*What is being asked:*
Where does the word "chevron" appear in the data? Copy every line that holds it.

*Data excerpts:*
──────

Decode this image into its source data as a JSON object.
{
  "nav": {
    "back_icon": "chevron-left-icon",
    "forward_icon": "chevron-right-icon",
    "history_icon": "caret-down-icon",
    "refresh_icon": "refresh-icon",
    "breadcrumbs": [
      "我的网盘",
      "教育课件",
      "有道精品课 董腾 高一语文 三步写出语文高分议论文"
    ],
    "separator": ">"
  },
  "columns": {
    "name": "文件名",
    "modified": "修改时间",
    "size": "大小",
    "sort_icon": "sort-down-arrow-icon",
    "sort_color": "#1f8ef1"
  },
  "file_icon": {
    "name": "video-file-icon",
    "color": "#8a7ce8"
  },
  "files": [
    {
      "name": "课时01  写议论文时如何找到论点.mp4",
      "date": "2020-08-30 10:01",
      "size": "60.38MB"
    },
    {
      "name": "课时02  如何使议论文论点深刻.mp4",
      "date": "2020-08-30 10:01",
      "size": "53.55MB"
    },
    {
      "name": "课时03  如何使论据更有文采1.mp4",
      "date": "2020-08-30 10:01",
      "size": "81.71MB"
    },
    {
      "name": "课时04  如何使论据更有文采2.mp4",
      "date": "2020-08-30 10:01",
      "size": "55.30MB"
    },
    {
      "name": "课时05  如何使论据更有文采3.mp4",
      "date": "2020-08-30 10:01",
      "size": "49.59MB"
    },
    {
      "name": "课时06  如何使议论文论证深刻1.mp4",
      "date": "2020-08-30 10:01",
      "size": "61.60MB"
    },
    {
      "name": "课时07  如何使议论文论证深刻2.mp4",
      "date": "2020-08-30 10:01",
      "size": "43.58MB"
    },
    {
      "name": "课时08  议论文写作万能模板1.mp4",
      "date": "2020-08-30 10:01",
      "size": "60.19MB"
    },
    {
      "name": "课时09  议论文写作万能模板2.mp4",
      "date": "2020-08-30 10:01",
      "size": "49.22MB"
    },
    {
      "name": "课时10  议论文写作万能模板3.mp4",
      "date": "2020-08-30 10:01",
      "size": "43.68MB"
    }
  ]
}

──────

*Solved problem:*
    "back_icon": "chevron-left-icon",
    "forward_icon": "chevron-right-icon",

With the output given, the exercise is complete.